Director Linda Fortunato and the cast of BoHo Theatre’s production of “Parade” know that the game is to tell a story. The trial of Leo Frank, an inveterate miscarriage of justice that caused a Jewish man living in Georgia to be tried, convicted and executed for the murder of a thirteen-year-old girl, the entire ghastly situation coated in lies and bribes and greed and the ready depersonalization of anyone considered as “other,” is a story indeed, a historical horror that should shake us into the realization that we watch this same sin committed again and again, while so few move a finger in protest. This cast-congregation preach the story like the revival meeting it is.
Patrick Ham’s simple, yet metaphorical set is just right, and Brian Hoehne’s lighting design is subtle and meticulous. All other members of the production staff provide solid work. But it is Fortunato’s dancer’s sensibility that keeps the action and the focus graceful and elegant in even the most jagged emotional moments, with the constant entrances and exits (there is an art to the planning of the coming and going of actors) beautifully designed and executed, combined with a first-rate musical preparation (the program lists David Nathaniel Pollak as music consultant).

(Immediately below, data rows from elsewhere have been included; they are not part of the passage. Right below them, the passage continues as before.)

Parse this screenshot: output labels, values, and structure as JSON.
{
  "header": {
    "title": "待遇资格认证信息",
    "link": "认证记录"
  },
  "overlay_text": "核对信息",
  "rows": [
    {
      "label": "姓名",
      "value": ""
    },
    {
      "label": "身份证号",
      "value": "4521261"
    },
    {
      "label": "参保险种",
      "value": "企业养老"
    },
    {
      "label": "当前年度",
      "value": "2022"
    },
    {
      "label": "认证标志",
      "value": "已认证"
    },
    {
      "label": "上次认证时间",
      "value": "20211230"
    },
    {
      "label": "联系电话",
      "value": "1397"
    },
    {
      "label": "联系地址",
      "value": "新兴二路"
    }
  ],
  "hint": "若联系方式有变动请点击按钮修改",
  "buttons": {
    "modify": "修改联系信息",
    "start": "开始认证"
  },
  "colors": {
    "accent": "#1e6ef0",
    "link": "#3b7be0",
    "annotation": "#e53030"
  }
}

There is not a single weak performance in this production. Jim Deselm’s (Leo Frank) leading-man looks and stature are completely hidden as he offers a portrait of an intensely shy introvert, a gentle, shuffling, eyes-lowered gentleman of his time and situation. Sarah Bockel (Lucille Frank) has the gift of a showy role, and she takes no prisoners. As a Southern Jewish wife, initially making the socially appropriate response not to involve herself in something as muddying as her husband’s trial, she blazes her way to a newfound strength and purpose. The leading players are heartbreaking as they find each other anew from opposite sides of jail bars.
I could say something wonderful about every cast member. Christa Buck (doubling as Mrs. Phagan and Sally Slaton), disappears completely into two extremely different characters. Peyton Tinder, as the victim of the crime, plays a mixture of fragility and strength that are mesmerizing. Rus Rainear’s extended vocal solo at the top of the show sets a chilling tone that insists on restitution.
Yet what I carried away with me, in addition to a reorientation to the cruelties of men, is that not a single singer wore a microphone, yet I could hear everything. When someone had a step-out, a solo that needed to carry over the group, I heard every word and note because everyone was really singing. Real singing. In spaces of comparable size I am seeing more and more the confusing use of amplification. Now the reason to use such a tool, if it must be used to level the vocal playing field, is to assist the voice that is already there. Full-out singing from a trained and talented voice, living in the body of a person who is in touch with the state of their character to the point where emotions bring color and vibration to the voice, is the essence of the lyric theater. No one here was whispering and hoping the sound technician would create a silk purse. To hold back vocally is to disconnect emotionally.
Bravo, BoHo. Keep casting singers, and keep letting them sing. (Aaron Hunt)
BoHo Theatre at Theater Wit, 1229 West Belmont, (773)975-8150, bohotheatre.com, $25-$27. Through November 16.